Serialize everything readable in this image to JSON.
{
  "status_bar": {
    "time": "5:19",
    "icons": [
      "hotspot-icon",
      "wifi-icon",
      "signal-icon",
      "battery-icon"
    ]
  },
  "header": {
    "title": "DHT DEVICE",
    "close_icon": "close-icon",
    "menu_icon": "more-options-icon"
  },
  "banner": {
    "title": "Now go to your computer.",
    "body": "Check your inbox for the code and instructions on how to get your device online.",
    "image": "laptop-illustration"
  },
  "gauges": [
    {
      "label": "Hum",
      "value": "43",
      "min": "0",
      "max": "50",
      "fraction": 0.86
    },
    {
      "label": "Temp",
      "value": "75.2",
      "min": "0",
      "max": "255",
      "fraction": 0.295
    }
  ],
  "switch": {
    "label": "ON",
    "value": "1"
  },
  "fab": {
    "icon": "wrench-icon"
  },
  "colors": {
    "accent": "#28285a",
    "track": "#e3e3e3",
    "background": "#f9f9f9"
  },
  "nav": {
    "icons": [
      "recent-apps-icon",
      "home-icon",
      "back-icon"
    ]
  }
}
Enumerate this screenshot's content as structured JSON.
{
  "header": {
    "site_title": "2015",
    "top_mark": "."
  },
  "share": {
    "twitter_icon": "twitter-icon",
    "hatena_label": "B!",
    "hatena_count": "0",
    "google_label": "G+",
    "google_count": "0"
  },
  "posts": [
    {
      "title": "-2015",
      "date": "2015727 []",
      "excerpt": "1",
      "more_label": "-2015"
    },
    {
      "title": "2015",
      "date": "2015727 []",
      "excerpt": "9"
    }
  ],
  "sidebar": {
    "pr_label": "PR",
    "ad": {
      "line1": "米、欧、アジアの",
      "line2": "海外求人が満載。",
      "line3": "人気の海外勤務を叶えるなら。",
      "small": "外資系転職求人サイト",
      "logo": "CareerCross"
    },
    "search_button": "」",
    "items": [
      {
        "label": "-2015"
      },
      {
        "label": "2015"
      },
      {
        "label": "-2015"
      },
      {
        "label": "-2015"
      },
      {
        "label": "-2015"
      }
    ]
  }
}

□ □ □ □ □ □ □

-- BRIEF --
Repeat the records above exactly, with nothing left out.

-- ANSWER FOR THE TASK --
Serialize everything readable in this image to JSON.
{
  "status_bar": {
    "time": "5:19",
    "icons": [
      "hotspot-icon",
      "wifi-icon",
      "signal-icon",
      "battery-icon"
    ]
  },
  "header": {
    "title": "DHT DEVICE",
    "close_icon": "close-icon",
    "menu_icon": "more-options-icon"
  },
  "banner": {
    "title": "Now go to your computer.",
    "body": "Check your inbox for the code and instructions on how to get your device online.",
    "image": "laptop-illustration"
  },
  "gauges": [
    {
      "label": "Hum",
      "value": "43",
      "min": "0",
      "max": "50",
      "fraction": 0.86
    },
    {
      "label": "Temp",
      "value": "75.2",
      "min": "0",
      "max": "255",
      "fraction": 0.295
    }
  ],
  "switch": {
    "label": "ON",
    "value": "1"
  },
  "fab": {
    "icon": "wrench-icon"
  },
  "colors": {
    "accent": "#28285a",
    "track": "#e3e3e3",
    "background": "#f9f9f9"
  },
  "nav": {
    "icons": [
      "recent-apps-icon",
      "home-icon",
      "back-icon"
    ]
  }
}
Enumerate this screenshot's content as structured JSON.
{
  "header": {
    "site_title": "2015",
    "top_mark": "."
  },
  "share": {
    "twitter_icon": "twitter-icon",
    "hatena_label": "B!",
    "hatena_count": "0",
    "google_label": "G+",
    "google_count": "0"
  },
  "posts": [
    {
      "title": "-2015",
      "date": "2015727 []",
      "excerpt": "1",
      "more_label": "-2015"
    },
    {
      "title": "2015",
      "date": "2015727 []",
      "excerpt": "9"
    }
  ],
  "sidebar": {
    "pr_label": "PR",
    "ad": {
      "line1": "米、欧、アジアの",
      "line2": "海外求人が満載。",
      "line3": "人気の海外勤務を叶えるなら。",
      "small": "外資系転職求人サイト",
      "logo": "CareerCross"
    },
    "search_button": "」",
    "items": [
      {
        "label": "-2015"
      },
      {
        "label": "2015"
      },
      {
        "label": "-2015"
      },
      {
        "label": "-2015"
      },
      {
        "label": "-2015"
      }
    ]
  }
}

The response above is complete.